Attractive music slider
- Design, build quality, music player, 3.5mm headphone jack, music recognition
- No 3G, basic features list, mediocre screen and camera
The F250 is an appealing music handset, especially considering its price. It won’t give you all the bells and whistles of more expensive phones, but it does a solid job regardless.
Price$ 179.00 (AUD)
Buy now (Selling at 1 store)
A stylish slider offered to pre-paid users, the F250 packs quite a punch for its asking price. This 'Music Edition' handset actually lives up to its name, sporting a 3.5mm headphone jack, reasonable music player software and a microSD card slot for extra data storage.
Samsung is best known for its sliders, and the F250 is another good example of a handset boasting a stylish design and reasonable build quality. This attractive handset features a mirror-style front, with white edging and an ice-blue rear cover with etched swirls.
The F250 features a spring-operated slider that feels smooth and sturdy when operated. Sliding the handset open reveals a rather small and flat keypad, with each row of keys distinctly separated by an indented line. Despite the flat nature of the buttons we found text messaging reasonably easy, though we would have appreciated the individual keys being slightly larger.
Built into the five-way navigational pad are music playback controls consisting of play/pause and previous/next track. These are accompanied by two selection buttons. The controls are comfortable to use and provide excellent tactility. Combined with a speedy interface, the F250 is certainly an easy phone to use.
Perhaps the only disappointing aspect of this handset is the mediocre display. It’s a small screen with a low resolution, making it less than ideal for using the 1.3-megapixel camera or playing video content. But considering the asking price of this handset there is little to complain about.
The F250 excels as a music player, mainly thanks to the inclusion of an FM radio and a standard 3.5mm headphone jack — the latter is often overlooked in music-orientated handsets. The music player itself is basic but easy to use and tracks can be sorted in a similar manner to an iPod — artists, songs, genres, albums and more. The lack of a preset equaliser is a negative, but there are basic repeat and shuffle play modes and you can access other features of the phone while having music play in the background. The A2DP Bluetooth profile is also present, allowing streaming to a compatible set of wireless headphones.
Aside from the music player, the F250 is a largely uninspiring handset with minimal features of note. Perhaps the best feature is music recognition — it's a similar service to Sony Ericsson’s Track ID whereby you record a section of a song and send it to a database to receive a message back with track and artist details. Unfortunately, the F250 isn’t a 3G phone, so this process does take a little while.

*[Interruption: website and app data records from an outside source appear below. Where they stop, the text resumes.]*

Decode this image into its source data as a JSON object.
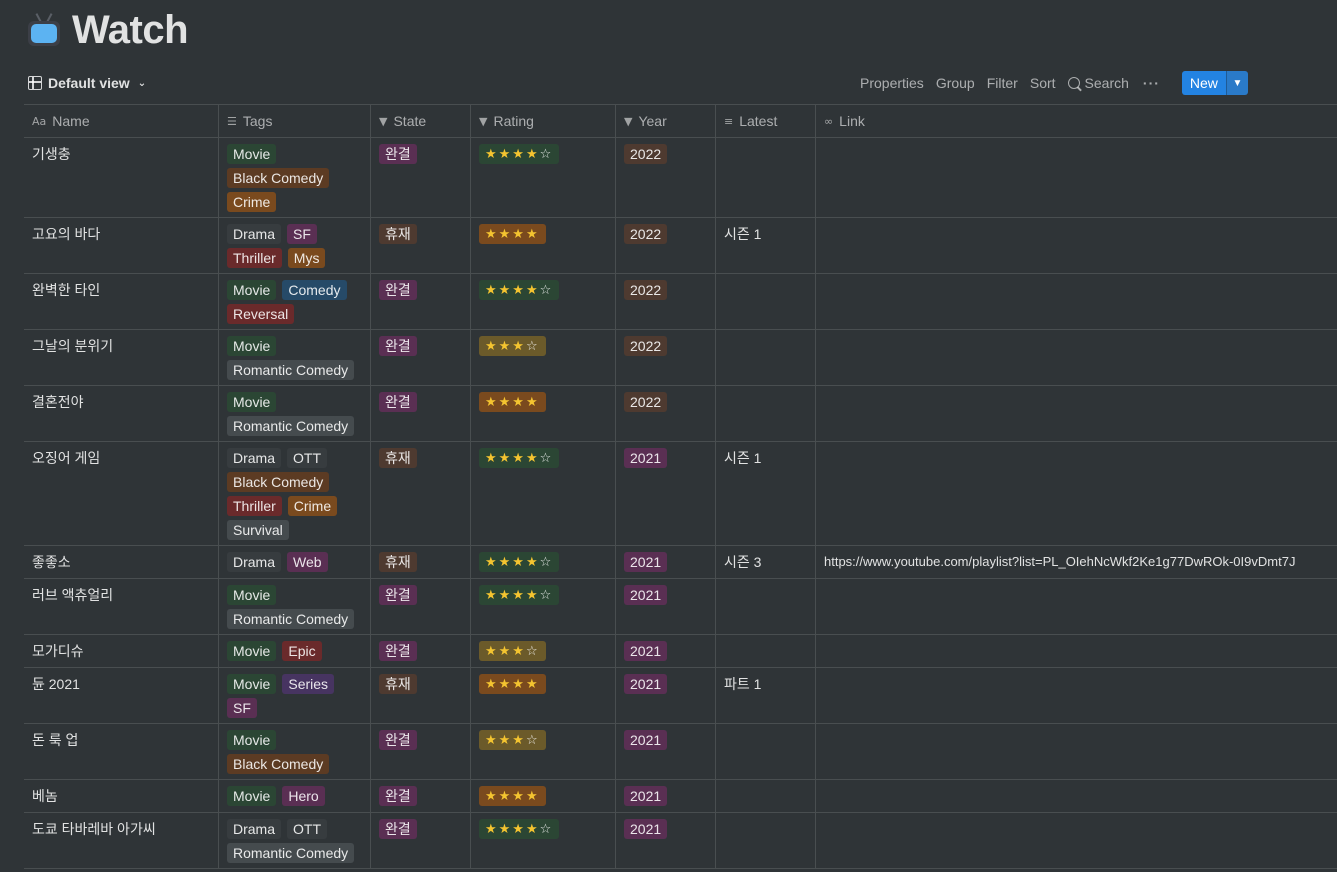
{
  "page": {
    "title": "Watch",
    "icon": "tv-icon"
  },
  "toolbar": {
    "view_label": "Default view",
    "properties": "Properties",
    "group": "Group",
    "filter": "Filter",
    "sort": "Sort",
    "search": "Search",
    "more": "···",
    "new": "New"
  },
  "columns": [
    {
      "key": "name",
      "label": "Name",
      "icon": "Aa"
    },
    {
      "key": "tags",
      "label": "Tags",
      "icon": "☰"
    },
    {
      "key": "state",
      "label": "State",
      "icon": "▼"
    },
    {
      "key": "rating",
      "label": "Rating",
      "icon": "▼"
    },
    {
      "key": "year",
      "label": "Year",
      "icon": "▼"
    },
    {
      "key": "latest",
      "label": "Latest",
      "icon": "≡"
    },
    {
      "key": "link",
      "label": "Link",
      "icon": "∞"
    }
  ],
  "colors": {
    "Movie": "#2b4634",
    "Drama": "#373c3f",
    "Black Comedy": "#5c3b23",
    "Crime": "#7a4a1e",
    "SF": "#5a2f53",
    "Thriller": "#6a2a2b",
    "Mys": "#7a4a1e",
    "Comedy": "#264a68",
    "Reversal": "#6a2a2b",
    "Romantic Comedy": "#454b4e",
    "OTT": "#373c3f",
    "Survival": "#454b4e",
    "Web": "#5a2f53",
    "Epic": "#6a2a2b",
    "Series": "#473461",
    "Hero": "#5a2f53",
    "완결": "#5a2f53",
    "휴재": "#4e3a30",
    "2022": "#4e3a30",
    "2021": "#5a2f53",
    "rating_green": "#2b4634",
    "rating_brown": "#7a4a1e",
    "rating_gold": "#6b5a2a"
  },
  "rows": [
    {
      "name": "기생충",
      "tags": [
        "Movie",
        "Black Comedy",
        "Crime"
      ],
      "state": "완결",
      "rating": {
        "filled": 4,
        "empty": 1,
        "color": "rating_green"
      },
      "year": "2022",
      "latest": "",
      "link": "",
      "height": 80
    },
    {
      "name": "고요의 바다",
      "tags": [
        "Drama",
        "SF",
        "Thriller",
        "Mys"
      ],
      "state": "휴재",
      "rating": {
        "filled": 4,
        "empty": 0,
        "color": "rating_brown"
      },
      "year": "2022",
      "latest": "시즌 1",
      "link": "",
      "height": 56
    },
    {
      "name": "완벽한 타인",
      "tags": [
        "Movie",
        "Comedy",
        "Reversal"
      ],
      "state": "완결",
      "rating": {
        "filled": 4,
        "empty": 1,
        "color": "rating_green"
      },
      "year": "2022",
      "latest": "",
      "link": "",
      "height": 56
    },
    {
      "name": "그날의 분위기",
      "tags": [
        "Movie",
        "Romantic Comedy"
      ],
      "state": "완결",
      "rating": {
        "filled": 3,
        "empty": 1,
        "color": "rating_gold"
      },
      "year": "2022",
      "latest": "",
      "link": "",
      "height": 56
    },
    {
      "name": "결혼전야",
      "tags": [
        "Movie",
        "Romantic Comedy"
      ],
      "state": "완결",
      "rating": {
        "filled": 4,
        "empty": 0,
        "color": "rating_brown"
      },
      "year": "2022",
      "latest": "",
      "link": "",
      "height": 56
    },
    {
      "name": "오징어 게임",
      "tags": [
        "Drama",
        "OTT",
        "Black Comedy",
        "Thriller",
        "Crime",
        "Survival"
      ],
      "state": "휴재",
      "rating": {
        "filled": 4,
        "empty": 1,
        "color": "rating_green"
      },
      "year": "2021",
      "latest": "시즌 1",
      "link": "",
      "height": 104
    },
    {
      "name": "좋좋소",
      "tags": [
        "Drama",
        "Web"
      ],
      "state": "휴재",
      "rating": {
        "filled": 4,
        "empty": 1,
        "color": "rating_green"
      },
      "year": "2021",
      "latest": "시즌 3",
      "link": "https://www.youtube.com/playlist?list=PL_OIehNcWkf2Ke1g77DwROk-0I9vDmt7J",
      "height": 33
    },
    {
      "name": "러브 액츄얼리",
      "tags": [
        "Movie",
        "Romantic Comedy"
      ],
      "state": "완결",
      "rating": {
        "filled": 4,
        "empty": 1,
        "color": "rating_green"
      },
      "year": "2021",
      "latest": "",
      "link": "",
      "height": 56
    },
    {
      "name": "모가디슈",
      "tags": [
        "Movie",
        "Epic"
      ],
      "state": "완결",
      "rating": {
        "filled": 3,
        "empty": 1,
        "color": "rating_gold"
      },
      "year": "2021",
      "latest": "",
      "link": "",
      "height": 33
    },
    {
      "name": "듄 2021",
      "tags": [
        "Movie",
        "Series",
        "SF"
      ],
      "state": "휴재",
      "rating": {
        "filled": 4,
        "empty": 0,
        "color": "rating_brown"
      },
      "year": "2021",
      "latest": "파트 1",
      "link": "",
      "height": 56
    },
    {
      "name": "돈 룩 업",
      "tags": [
        "Movie",
        "Black Comedy"
      ],
      "state": "완결",
      "rating": {
        "filled": 3,
        "empty": 1,
        "color": "rating_gold"
      },
      "year": "2021",
      "latest": "",
      "link": "",
      "height": 56
    },
    {
      "name": "베놈",
      "tags": [
        "Movie",
        "Hero"
      ],
      "state": "완결",
      "rating": {
        "filled": 4,
        "empty": 0,
        "color": "rating_brown"
      },
      "year": "2021",
      "latest": "",
      "link": "",
      "height": 33
    },
    {
      "name": "도쿄 타바레바 아가씨",
      "tags": [
        "Drama",
        "OTT",
        "Romantic Comedy"
      ],
      "state": "완결",
      "rating": {
        "filled": 4,
        "empty": 1,
        "color": "rating_green"
      },
      "year": "2021",
      "latest": "",
      "link": "",
      "height": 56
    }
  ]
}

The photos taken by the camera are mediocre. SMS, MMS and e-mail messaging (all with T9 support) are included, as are a host of PIM features such as alarms, calendar, voice recorder, image editor, memo, stopwatch, world clock and calculator.
Most Popular Reviews
- 1 Nokia Lumia 830 review: Punching above its weight
- 2 BlackBerry Passport review: A smartphone going nowhere
- 3 Sony Xperia Z3 Compact review: A flagship at 4.6-inches
- 4 Microsoft Surface Pro 3 Windows 8.1 tablet
- 5 Samsung Galaxy Tab S (10.5) 4G review
Best Deals on GoodGearGuide
Latest News Articles
- Wi-Fi Passpoint standard now knits together SF, San Jose, London
- Big Data Digest: Rise of the think-bots
- FCC pushes TV spectrum auction to 2016 after legal challenge
- Apple mum as Mac owners tussle with Yosemite over Wi-Fi problems
- Apple Pay tops Tim Cook's to-do list in China
GGG Evaluation Team
First impression on unpacking the Q702 test unit was the solid feel and clean, minimalist styling.
For work use, Microsoft Word and Excel programs pre-installed on the device are adequate for preparing short documents.
The Fujitsu LifeBook UH574 allowed for great mobility without being obnoxiously heavy or clunky. Its twelve hours of battery life did not disappoint.
The screen was particularly good. It is bright and visible from most angles, however heat is an issue, particularly around the Windows button on the front, and on the back where the battery housing is located.
My first impression after unboxing the Q702 is that it is a nice looking unit. Styling is somewhat minimalist but very effective. The tablet part, once detached, has a nice weight, and no buttons or switches are located in awkward or intrusive positions.
- FTMarketing Communications Operations Manager - Global Tech Market leaderNSW
- FTDigital PR SpecialistNSW
- FTDigital Account ExecutiveNSW
- FTBusiness development manager - retargettingNSW
- FTTechnical Marketing ManagerNSW
- FTBusiness ManagerNSW
- FTPartner Marketing Communications Manager - Leading Global Tech BrandNSW
- FTAccount ExecutiveNSW
- CCConsumer Product Marketing ManagerNSW